Faith and Works: Complimentary or Contradictory?
Thesis: To prove that Biblical faith is an obedient, active faith; thus, Christians must “show their
faith by their works.”
(1) There are those who would contend that “faith alone” is what saves an individual.
(a) Martin Luther made famous those words in reaction against RCC.
(c) Thus, Luther disliked and tried to discredit the epistle of James.
(2) Still, what is to be of passages that “seem” to express the idea of faith alone?
(a) “Therefore being justified by faith […]” (Rom. 5.1).

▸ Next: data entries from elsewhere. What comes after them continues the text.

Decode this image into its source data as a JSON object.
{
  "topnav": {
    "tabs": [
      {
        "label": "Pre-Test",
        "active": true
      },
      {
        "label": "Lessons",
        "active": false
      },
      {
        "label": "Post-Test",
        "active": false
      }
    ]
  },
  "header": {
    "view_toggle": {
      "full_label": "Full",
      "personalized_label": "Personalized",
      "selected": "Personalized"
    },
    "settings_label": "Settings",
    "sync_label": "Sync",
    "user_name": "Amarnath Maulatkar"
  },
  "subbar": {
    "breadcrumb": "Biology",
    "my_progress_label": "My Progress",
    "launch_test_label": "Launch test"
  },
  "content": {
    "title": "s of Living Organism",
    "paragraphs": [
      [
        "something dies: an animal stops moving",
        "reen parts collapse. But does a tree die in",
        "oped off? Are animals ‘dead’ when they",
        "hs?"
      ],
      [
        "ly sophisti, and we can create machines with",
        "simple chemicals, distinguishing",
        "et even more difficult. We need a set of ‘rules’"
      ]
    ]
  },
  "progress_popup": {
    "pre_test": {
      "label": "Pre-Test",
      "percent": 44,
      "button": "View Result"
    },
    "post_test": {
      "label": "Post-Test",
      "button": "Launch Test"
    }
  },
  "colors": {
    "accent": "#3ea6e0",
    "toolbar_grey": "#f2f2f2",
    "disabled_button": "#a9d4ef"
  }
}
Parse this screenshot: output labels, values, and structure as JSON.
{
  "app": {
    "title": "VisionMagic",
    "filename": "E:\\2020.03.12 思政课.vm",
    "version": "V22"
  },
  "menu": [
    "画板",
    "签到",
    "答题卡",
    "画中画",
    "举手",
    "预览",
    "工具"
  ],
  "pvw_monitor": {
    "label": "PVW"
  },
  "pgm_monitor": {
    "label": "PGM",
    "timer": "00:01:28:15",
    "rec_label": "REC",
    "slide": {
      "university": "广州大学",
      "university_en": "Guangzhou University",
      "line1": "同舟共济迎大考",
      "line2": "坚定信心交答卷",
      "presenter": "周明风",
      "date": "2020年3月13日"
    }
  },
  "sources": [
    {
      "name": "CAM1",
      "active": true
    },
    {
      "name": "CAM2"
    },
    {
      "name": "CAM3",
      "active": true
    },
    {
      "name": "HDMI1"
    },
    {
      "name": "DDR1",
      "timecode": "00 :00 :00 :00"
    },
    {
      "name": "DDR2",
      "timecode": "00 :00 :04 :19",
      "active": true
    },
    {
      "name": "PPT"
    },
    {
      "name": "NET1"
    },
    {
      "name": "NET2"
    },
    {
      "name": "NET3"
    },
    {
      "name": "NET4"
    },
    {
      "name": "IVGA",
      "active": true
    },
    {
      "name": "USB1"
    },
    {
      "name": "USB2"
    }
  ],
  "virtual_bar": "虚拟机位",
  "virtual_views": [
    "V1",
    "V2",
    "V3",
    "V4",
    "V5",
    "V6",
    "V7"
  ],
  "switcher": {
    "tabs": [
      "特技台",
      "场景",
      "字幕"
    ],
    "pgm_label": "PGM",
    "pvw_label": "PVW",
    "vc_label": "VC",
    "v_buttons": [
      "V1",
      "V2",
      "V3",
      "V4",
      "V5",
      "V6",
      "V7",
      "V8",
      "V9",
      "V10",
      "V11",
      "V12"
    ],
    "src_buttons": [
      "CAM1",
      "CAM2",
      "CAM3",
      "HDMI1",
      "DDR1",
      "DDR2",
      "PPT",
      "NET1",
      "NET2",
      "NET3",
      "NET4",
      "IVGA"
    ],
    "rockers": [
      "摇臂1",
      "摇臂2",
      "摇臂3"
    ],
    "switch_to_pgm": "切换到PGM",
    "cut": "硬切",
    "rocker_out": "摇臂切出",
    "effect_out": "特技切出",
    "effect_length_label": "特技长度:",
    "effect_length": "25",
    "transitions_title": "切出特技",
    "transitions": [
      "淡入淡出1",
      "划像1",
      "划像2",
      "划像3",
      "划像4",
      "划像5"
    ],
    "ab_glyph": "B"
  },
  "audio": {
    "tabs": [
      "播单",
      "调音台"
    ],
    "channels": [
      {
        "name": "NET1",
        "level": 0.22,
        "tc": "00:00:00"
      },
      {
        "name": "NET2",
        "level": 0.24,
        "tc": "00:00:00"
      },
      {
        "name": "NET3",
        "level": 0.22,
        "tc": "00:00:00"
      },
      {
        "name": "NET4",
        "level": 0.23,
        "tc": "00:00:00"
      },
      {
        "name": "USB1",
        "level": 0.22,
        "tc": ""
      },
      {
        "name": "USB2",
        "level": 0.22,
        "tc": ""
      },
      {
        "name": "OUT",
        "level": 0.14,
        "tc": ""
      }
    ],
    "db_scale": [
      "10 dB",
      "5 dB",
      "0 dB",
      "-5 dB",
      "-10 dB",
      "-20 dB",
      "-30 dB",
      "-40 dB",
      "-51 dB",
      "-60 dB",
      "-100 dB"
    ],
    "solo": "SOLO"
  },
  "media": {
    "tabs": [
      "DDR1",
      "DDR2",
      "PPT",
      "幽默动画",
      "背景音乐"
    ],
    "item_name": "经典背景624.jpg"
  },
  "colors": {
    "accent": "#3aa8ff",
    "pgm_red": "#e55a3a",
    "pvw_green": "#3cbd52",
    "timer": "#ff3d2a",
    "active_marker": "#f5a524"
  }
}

(b) “For by grace you have been saved through faith; and that not of yourselves, it is the gift of God; not as a result of works, that no one should boast” (Eph. 2.8-9).
(c) Well, what is to be said about those passages that express that faith alone is not sufficient?
(1) “Not everyone who says to Me, Lord, Lord, will enter the kingdom of Heaven; but he who does the will of My Father who is in Heaven” (Matt. 7.21).
(3) Is there a contradiction in the ideas or do they complement each other?
(4) Let us see what James tells us.
A. James notes the case of someone in need and that just wishing that the person in need would not do the one in need any good.
B. We see this in terms of helping others.
1. It is easy to say the words and not mean them.
2. Actions speak louder than words and demonstrate what we truly mean.
b. The point is that we do what we mean to say.
1. How do you know if someone has a true faith in God (v. 18)?
a. James tells us that the way to know is to judge what the person is doing.
b. Likewise, in order for us to show men that we have true faith, then we must live it.
B. The best definition of faith I’ve heard is “a joyful trust in the Lord conjoined with obedience.”
1. The “works” in no way take away from the unmerited grace extended to mankind by God Almighty.
a. This point is undeniably clear: God loved us “while we were yet sinners” (Rom. 5.6-8).
b. We do not do anything to earn our salvation.
2. Nevertheless, the “works” is first the acceptance of the free gift and then second the continually proper response to that gift.
A. James utilizes two illustrations to help bring home this point.